Disaster displacement is one of the greatest humanitarian challenges facing the international community in the twenty-first century. Of particular concern is keeping the affected children, women and men at the center of the conversation and working to ensure their human rights are realized. Adding to this discussion, ‘Climate Refugees’ Beyond the Legal Impasse highlights a number of perspectives on the issue of such displacement, examples being the link between the precautionary principle from environmental law to that of non-refoulement, the limitations to the legal definition of refugees and the importance of soft law mechanisms as the most feasible way forward.
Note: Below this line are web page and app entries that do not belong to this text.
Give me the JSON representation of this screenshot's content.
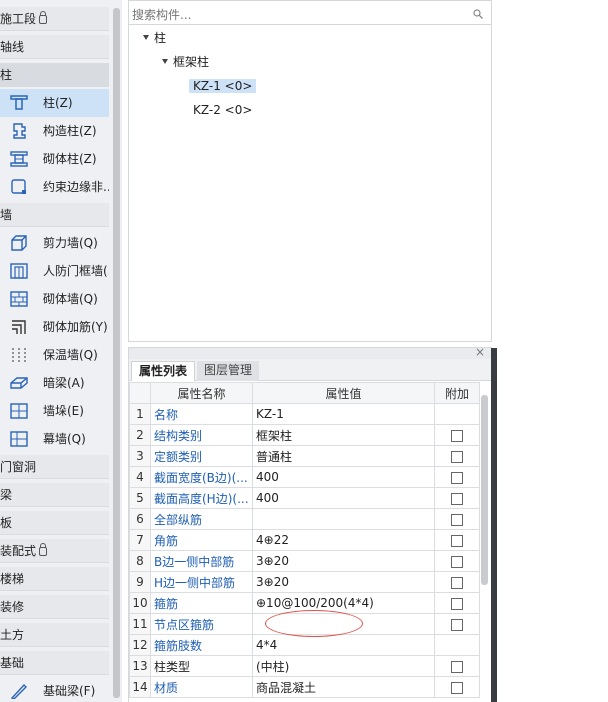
{
  "left_nav": {
    "categories": {
      "construction_stage": "施工段",
      "axis": "轴线",
      "column": "柱",
      "wall": "墙",
      "door_window": "门窗洞",
      "beam": "梁",
      "slab": "板",
      "prefab": "装配式",
      "stairs": "楼梯",
      "decoration": "装修",
      "earthwork": "土方",
      "foundation": "基础"
    },
    "column_items": [
      {
        "label": "柱(Z)",
        "icon": "column-icon"
      },
      {
        "label": "构造柱(Z)",
        "icon": "construction-column-icon"
      },
      {
        "label": "砌体柱(Z)",
        "icon": "masonry-column-icon"
      },
      {
        "label": "约束边缘非...",
        "icon": "constraint-edge-icon"
      }
    ],
    "wall_items": [
      {
        "label": "剪力墙(Q)",
        "icon": "shear-wall-icon"
      },
      {
        "label": "人防门框墙(...",
        "icon": "civil-defense-door-wall-icon"
      },
      {
        "label": "砌体墙(Q)",
        "icon": "masonry-wall-icon"
      },
      {
        "label": "砌体加筋(Y)",
        "icon": "masonry-reinforcement-icon"
      },
      {
        "label": "保温墙(Q)",
        "icon": "insulation-wall-icon"
      },
      {
        "label": "暗梁(A)",
        "icon": "hidden-beam-icon"
      },
      {
        "label": "墙垛(E)",
        "icon": "wall-pier-icon"
      },
      {
        "label": "幕墙(Q)",
        "icon": "curtain-wall-icon"
      }
    ],
    "foundation_items": [
      {
        "label": "基础梁(F)",
        "icon": "foundation-beam-icon"
      }
    ]
  },
  "tree": {
    "search_placeholder": "搜索构件...",
    "root": "柱",
    "group": "框架柱",
    "leaves": [
      "KZ-1 <0>",
      "KZ-2 <0>"
    ]
  },
  "props": {
    "tabs": {
      "active": "属性列表",
      "inactive": "图层管理"
    },
    "headers": {
      "num": "",
      "name": "属性名称",
      "value": "属性值",
      "extra": "附加"
    },
    "rows": [
      {
        "num": "1",
        "name": "名称",
        "value": "KZ-1",
        "link": true,
        "checkbox": false
      },
      {
        "num": "2",
        "name": "结构类别",
        "value": "框架柱",
        "link": true,
        "checkbox": true
      },
      {
        "num": "3",
        "name": "定额类别",
        "value": "普通柱",
        "link": true,
        "checkbox": true
      },
      {
        "num": "4",
        "name": "截面宽度(B边)(...",
        "value": "400",
        "link": true,
        "checkbox": true
      },
      {
        "num": "5",
        "name": "截面高度(H边)(...",
        "value": "400",
        "link": true,
        "checkbox": true
      },
      {
        "num": "6",
        "name": "全部纵筋",
        "value": "",
        "link": true,
        "checkbox": true
      },
      {
        "num": "7",
        "name": "角筋",
        "value": "4⊕22",
        "link": true,
        "checkbox": true
      },
      {
        "num": "8",
        "name": "B边一侧中部筋",
        "value": "3⊕20",
        "link": true,
        "checkbox": true
      },
      {
        "num": "9",
        "name": "H边一侧中部筋",
        "value": "3⊕20",
        "link": true,
        "checkbox": true
      },
      {
        "num": "10",
        "name": "箍筋",
        "value": "⊕10@100/200(4*4)",
        "link": true,
        "checkbox": true
      },
      {
        "num": "11",
        "name": "节点区箍筋",
        "value": "",
        "link": true,
        "checkbox": true
      },
      {
        "num": "12",
        "name": "箍筋肢数",
        "value": "4*4",
        "link": true,
        "checkbox": false
      },
      {
        "num": "13",
        "name": "柱类型",
        "value": "(中柱)",
        "link": false,
        "checkbox": true
      },
      {
        "num": "14",
        "name": "材质",
        "value": "商品混凝土",
        "link": true,
        "checkbox": true
      }
    ]
  },
  "colors": {
    "accent_link": "#1f5fb4",
    "selected_bg": "#cde2f7",
    "annotation_red": "#e0524c"
  }
}
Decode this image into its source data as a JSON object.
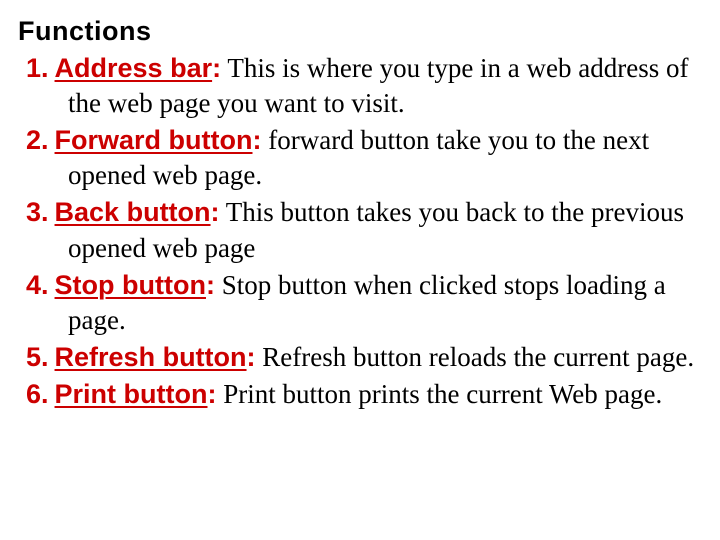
{
  "heading": "Functions",
  "items": [
    {
      "num": "1.",
      "term": "Address bar",
      "desc": " This is where you type in a web address of the web page you want to visit."
    },
    {
      "num": "2.",
      "term": "Forward button",
      "desc": " forward button take you to the next opened web page."
    },
    {
      "num": "3.",
      "term": "Back button",
      "desc": " This button takes you back to the previous opened web page"
    },
    {
      "num": "4.",
      "term": "Stop button",
      "desc": " Stop button when clicked stops loading a page."
    },
    {
      "num": "5.",
      "term": "Refresh button",
      "desc": " Refresh button reloads the current page."
    },
    {
      "num": "6.",
      "term": "Print button",
      "desc": " Print button prints the current Web page."
    }
  ]
}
The Platform on Disaster Displacement (PDD) contributed to the book by writing a chapter describing gaps in international law and the opportunities of regional, non-binding, state-led processes to fill them. PDD’s contribution opens with an example of Hurricane Otto, which made landfall on the border between Costa Rica and Nicaragua in November 2016 calling for a cross-border response with over 150 Nicaraguans crossing the border into Costa Rica for humanitarian assistance. As hazards know no borders, PDD strongly advocates that displaced persons are able to receive assistance and security regardless of which side of the border you are on (to read more what cross-border movement might look like, click here to read more about a simulation exercise between Costa Rica and Panama) .
Recognizing that the coordination between Nicaragua and Costa Rica was truly exceptional, the chapter goes on to describe that there are effective practices out there already that could be replicated. PDD’s contribution to ‘Climate Refugees’ Beyond the Legal Impasse argues in favor of the role of state-led, regional consultative processes as an opportunity to develop legal frameworks on disaster displacement.